### TO DO
The records below are to be reproduced exactly, with every picture left out.

### INPUT

= = = = =

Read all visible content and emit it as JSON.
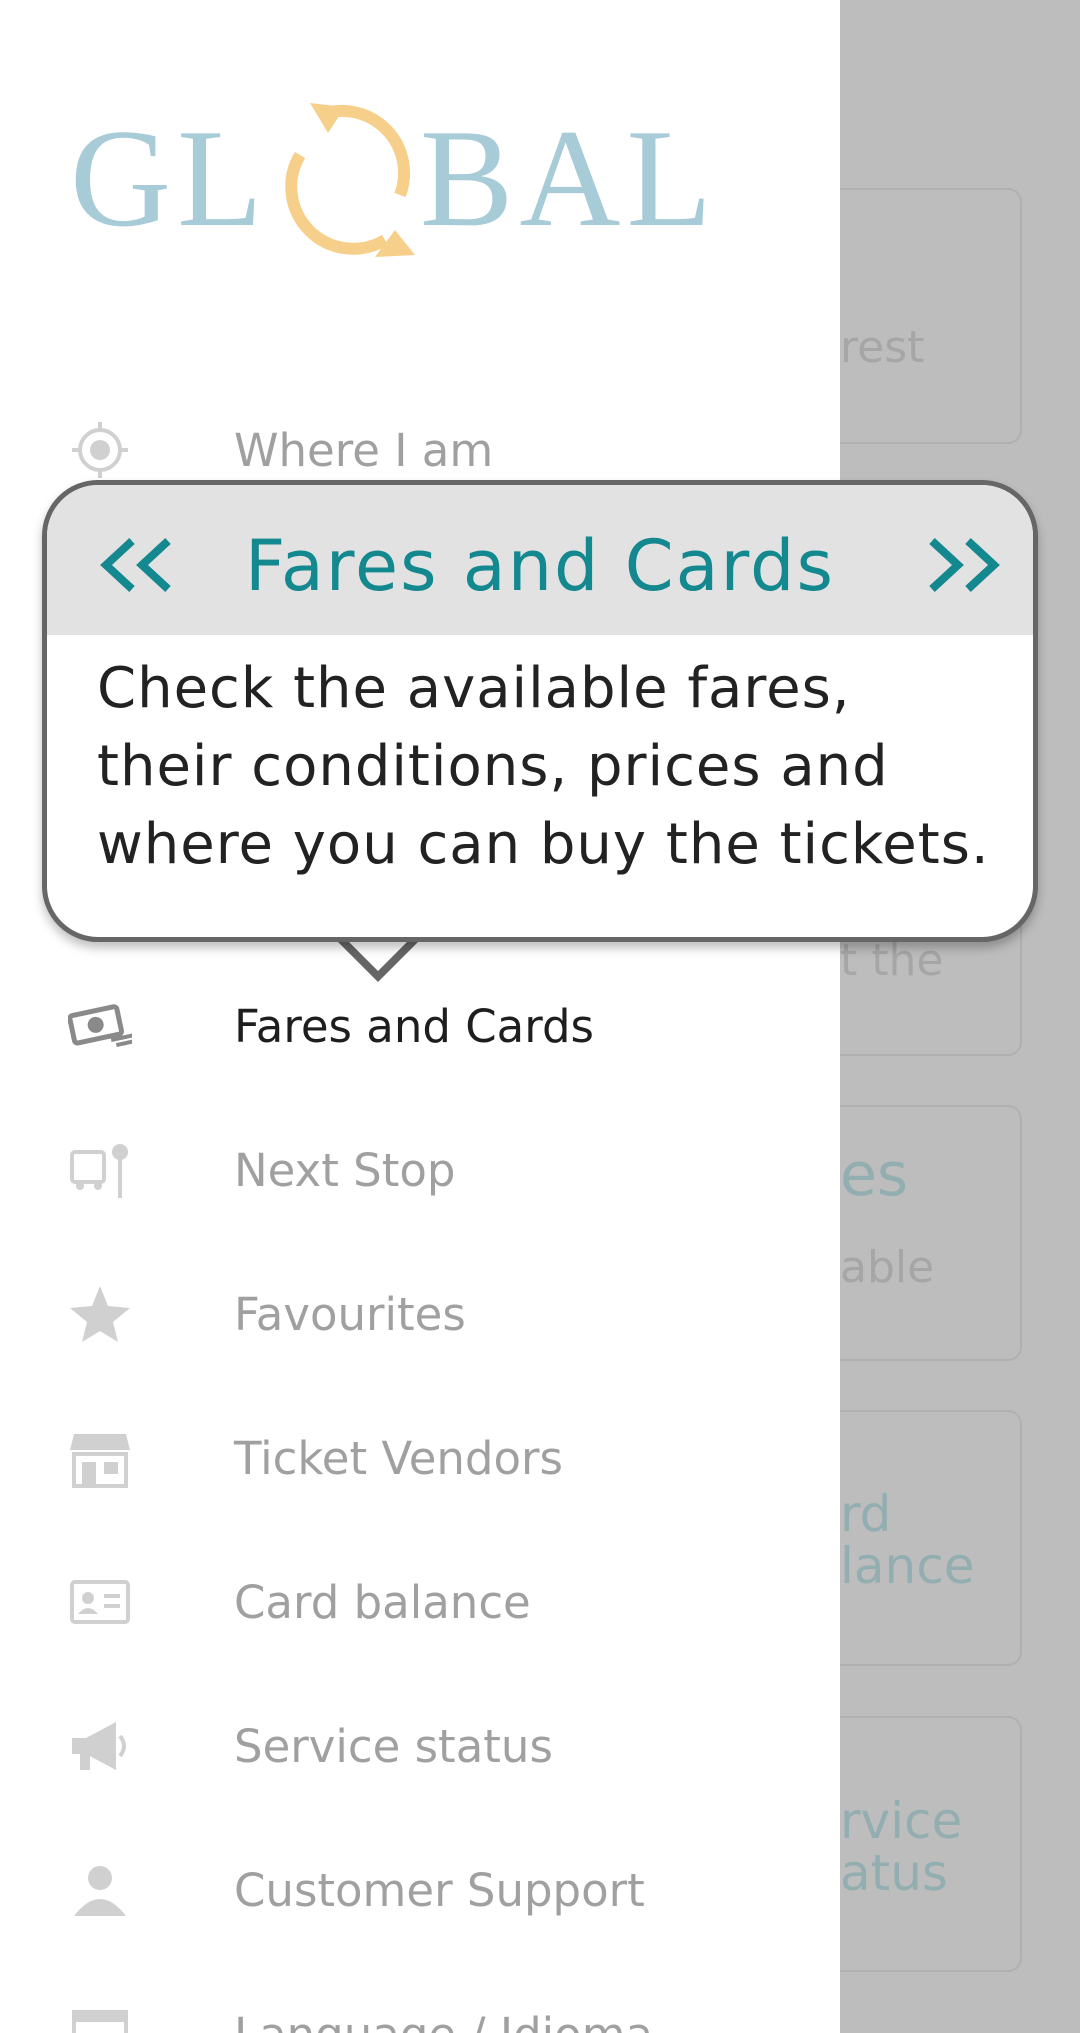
{
  "brand": {
    "logo_text": "GLOBAL"
  },
  "background": {
    "cards": [
      {
        "lines": [
          "rest"
        ]
      },
      {
        "lines": [
          "t the"
        ]
      },
      {
        "lines": [
          "es",
          "able"
        ]
      },
      {
        "lines": [
          "rd",
          "lance"
        ]
      },
      {
        "lines": [
          "rvice",
          "atus"
        ]
      }
    ]
  },
  "menu": {
    "items": [
      {
        "label": "Where I am",
        "icon": "location-target-icon"
      },
      {
        "label": "Fares and Cards",
        "icon": "ticket-money-icon",
        "active": true
      },
      {
        "label": "Next Stop",
        "icon": "bus-stop-icon"
      },
      {
        "label": "Favourites",
        "icon": "star-icon"
      },
      {
        "label": "Ticket Vendors",
        "icon": "store-icon"
      },
      {
        "label": "Card balance",
        "icon": "id-card-icon"
      },
      {
        "label": "Service status",
        "icon": "megaphone-icon"
      },
      {
        "label": "Customer Support",
        "icon": "person-icon"
      },
      {
        "label": "Language / Idioma",
        "icon": "window-icon"
      }
    ]
  },
  "tooltip": {
    "title": "Fares and Cards",
    "prev_glyph": "<<",
    "next_glyph": ">>",
    "body_lines": [
      "Check the available fares,",
      "their conditions, prices and",
      "where you can buy the tickets."
    ]
  },
  "colors": {
    "accent": "#14888f",
    "overlay": "#bdbdbd",
    "menu_text": "#a0a0a0",
    "active_text": "#1e1e1e"
  }
}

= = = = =

### EXERCISE RESULT
Read all visible content and emit it as JSON.
{
  "brand": {
    "logo_text": "GLOBAL"
  },
  "background": {
    "cards": [
      {
        "lines": [
          "rest"
        ]
      },
      {
        "lines": [
          "t the"
        ]
      },
      {
        "lines": [
          "es",
          "able"
        ]
      },
      {
        "lines": [
          "rd",
          "lance"
        ]
      },
      {
        "lines": [
          "rvice",
          "atus"
        ]
      }
    ]
  },
  "menu": {
    "items": [
      {
        "label": "Where I am",
        "icon": "location-target-icon"
      },
      {
        "label": "Fares and Cards",
        "icon": "ticket-money-icon",
        "active": true
      },
      {
        "label": "Next Stop",
        "icon": "bus-stop-icon"
      },
      {
        "label": "Favourites",
        "icon": "star-icon"
      },
      {
        "label": "Ticket Vendors",
        "icon": "store-icon"
      },
      {
        "label": "Card balance",
        "icon": "id-card-icon"
      },
      {
        "label": "Service status",
        "icon": "megaphone-icon"
      },
      {
        "label": "Customer Support",
        "icon": "person-icon"
      },
      {
        "label": "Language / Idioma",
        "icon": "window-icon"
      }
    ]
  },
  "tooltip": {
    "title": "Fares and Cards",
    "prev_glyph": "<<",
    "next_glyph": ">>",
    "body_lines": [
      "Check the available fares,",
      "their conditions, prices and",
      "where you can buy the tickets."
    ]
  },
  "colors": {
    "accent": "#14888f",
    "overlay": "#bdbdbd",
    "menu_text": "#a0a0a0",
    "active_text": "#1e1e1e"
  }
}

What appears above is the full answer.